(Page and application data records)
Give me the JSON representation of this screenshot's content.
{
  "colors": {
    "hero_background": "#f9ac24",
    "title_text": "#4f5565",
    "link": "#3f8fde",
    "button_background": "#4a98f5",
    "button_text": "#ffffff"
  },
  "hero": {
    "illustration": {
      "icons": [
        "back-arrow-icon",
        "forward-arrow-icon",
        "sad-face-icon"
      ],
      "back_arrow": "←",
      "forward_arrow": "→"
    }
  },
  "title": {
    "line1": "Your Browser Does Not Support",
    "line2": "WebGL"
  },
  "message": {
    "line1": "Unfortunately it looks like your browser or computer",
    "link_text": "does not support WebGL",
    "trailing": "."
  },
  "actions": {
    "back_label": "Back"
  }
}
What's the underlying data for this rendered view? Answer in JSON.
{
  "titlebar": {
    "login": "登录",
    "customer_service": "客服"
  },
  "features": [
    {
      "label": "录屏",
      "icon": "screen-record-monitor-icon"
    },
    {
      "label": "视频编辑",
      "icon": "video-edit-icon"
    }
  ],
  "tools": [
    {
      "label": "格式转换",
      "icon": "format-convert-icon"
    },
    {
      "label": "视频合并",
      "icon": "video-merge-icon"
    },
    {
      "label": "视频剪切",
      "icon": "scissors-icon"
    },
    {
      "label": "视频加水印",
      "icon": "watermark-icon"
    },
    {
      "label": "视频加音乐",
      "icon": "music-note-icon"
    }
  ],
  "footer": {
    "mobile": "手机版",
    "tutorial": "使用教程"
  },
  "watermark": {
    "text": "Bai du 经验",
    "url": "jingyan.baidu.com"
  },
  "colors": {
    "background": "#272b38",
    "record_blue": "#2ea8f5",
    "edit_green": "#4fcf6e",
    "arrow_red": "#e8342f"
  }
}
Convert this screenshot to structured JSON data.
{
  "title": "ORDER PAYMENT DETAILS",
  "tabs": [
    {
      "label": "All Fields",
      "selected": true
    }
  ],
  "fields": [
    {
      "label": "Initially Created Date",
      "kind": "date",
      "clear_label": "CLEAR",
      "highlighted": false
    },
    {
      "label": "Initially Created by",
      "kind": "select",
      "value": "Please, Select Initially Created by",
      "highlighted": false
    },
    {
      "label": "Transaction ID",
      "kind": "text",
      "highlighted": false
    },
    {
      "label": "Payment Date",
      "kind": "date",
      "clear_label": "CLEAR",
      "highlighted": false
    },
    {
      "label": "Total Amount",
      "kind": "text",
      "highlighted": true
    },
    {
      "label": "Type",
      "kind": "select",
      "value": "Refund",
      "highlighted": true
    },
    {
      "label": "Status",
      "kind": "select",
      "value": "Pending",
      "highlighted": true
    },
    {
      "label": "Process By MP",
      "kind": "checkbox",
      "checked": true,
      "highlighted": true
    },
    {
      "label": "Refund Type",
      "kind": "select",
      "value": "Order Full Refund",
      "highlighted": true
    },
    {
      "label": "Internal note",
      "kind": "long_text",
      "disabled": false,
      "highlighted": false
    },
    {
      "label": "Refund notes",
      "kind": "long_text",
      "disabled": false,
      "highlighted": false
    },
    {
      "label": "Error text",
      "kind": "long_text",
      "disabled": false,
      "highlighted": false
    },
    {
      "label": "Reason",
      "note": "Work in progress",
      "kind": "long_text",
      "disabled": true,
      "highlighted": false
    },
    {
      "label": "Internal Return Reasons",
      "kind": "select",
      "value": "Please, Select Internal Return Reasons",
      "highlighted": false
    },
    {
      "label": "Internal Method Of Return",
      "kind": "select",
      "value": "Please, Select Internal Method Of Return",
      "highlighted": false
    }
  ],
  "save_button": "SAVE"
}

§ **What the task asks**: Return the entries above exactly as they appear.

§ **Reply**:
Give me the JSON representation of this screenshot's content.
{
  "colors": {
    "hero_background": "#f9ac24",
    "title_text": "#4f5565",
    "link": "#3f8fde",
    "button_background": "#4a98f5",
    "button_text": "#ffffff"
  },
  "hero": {
    "illustration": {
      "icons": [
        "back-arrow-icon",
        "forward-arrow-icon",
        "sad-face-icon"
      ],
      "back_arrow": "←",
      "forward_arrow": "→"
    }
  },
  "title": {
    "line1": "Your Browser Does Not Support",
    "line2": "WebGL"
  },
  "message": {
    "line1": "Unfortunately it looks like your browser or computer",
    "link_text": "does not support WebGL",
    "trailing": "."
  },
  "actions": {
    "back_label": "Back"
  }
}
What's the underlying data for this rendered view? Answer in JSON.
{
  "titlebar": {
    "login": "登录",
    "customer_service": "客服"
  },
  "features": [
    {
      "label": "录屏",
      "icon": "screen-record-monitor-icon"
    },
    {
      "label": "视频编辑",
      "icon": "video-edit-icon"
    }
  ],
  "tools": [
    {
      "label": "格式转换",
      "icon": "format-convert-icon"
    },
    {
      "label": "视频合并",
      "icon": "video-merge-icon"
    },
    {
      "label": "视频剪切",
      "icon": "scissors-icon"
    },
    {
      "label": "视频加水印",
      "icon": "watermark-icon"
    },
    {
      "label": "视频加音乐",
      "icon": "music-note-icon"
    }
  ],
  "footer": {
    "mobile": "手机版",
    "tutorial": "使用教程"
  },
  "watermark": {
    "text": "Bai du 经验",
    "url": "jingyan.baidu.com"
  },
  "colors": {
    "background": "#272b38",
    "record_blue": "#2ea8f5",
    "edit_green": "#4fcf6e",
    "arrow_red": "#e8342f"
  }
}
Convert this screenshot to structured JSON data.
{
  "title": "ORDER PAYMENT DETAILS",
  "tabs": [
    {
      "label": "All Fields",
      "selected": true
    }
  ],
  "fields": [
    {
      "label": "Initially Created Date",
      "kind": "date",
      "clear_label": "CLEAR",
      "highlighted": false
    },
    {
      "label": "Initially Created by",
      "kind": "select",
      "value": "Please, Select Initially Created by",
      "highlighted": false
    },
    {
      "label": "Transaction ID",
      "kind": "text",
      "highlighted": false
    },
    {
      "label": "Payment Date",
      "kind": "date",
      "clear_label": "CLEAR",
      "highlighted": false
    },
    {
      "label": "Total Amount",
      "kind": "text",
      "highlighted": true
    },
    {
      "label": "Type",
      "kind": "select",
      "value": "Refund",
      "highlighted": true
    },
    {
      "label": "Status",
      "kind": "select",
      "value": "Pending",
      "highlighted": true
    },
    {
      "label": "Process By MP",
      "kind": "checkbox",
      "checked": true,
      "highlighted": true
    },
    {
      "label": "Refund Type",
      "kind": "select",
      "value": "Order Full Refund",
      "highlighted": true
    },
    {
      "label": "Internal note",
      "kind": "long_text",
      "disabled": false,
      "highlighted": false
    },
    {
      "label": "Refund notes",
      "kind": "long_text",
      "disabled": false,
      "highlighted": false
    },
    {
      "label": "Error text",
      "kind": "long_text",
      "disabled": false,
      "highlighted": false
    },
    {
      "label": "Reason",
      "note": "Work in progress",
      "kind": "long_text",
      "disabled": true,
      "highlighted": false
    },
    {
      "label": "Internal Return Reasons",
      "kind": "select",
      "value": "Please, Select Internal Return Reasons",
      "highlighted": false
    },
    {
      "label": "Internal Method Of Return",
      "kind": "select",
      "value": "Please, Select Internal Method Of Return",
      "highlighted": false
    }
  ],
  "save_button": "SAVE"
}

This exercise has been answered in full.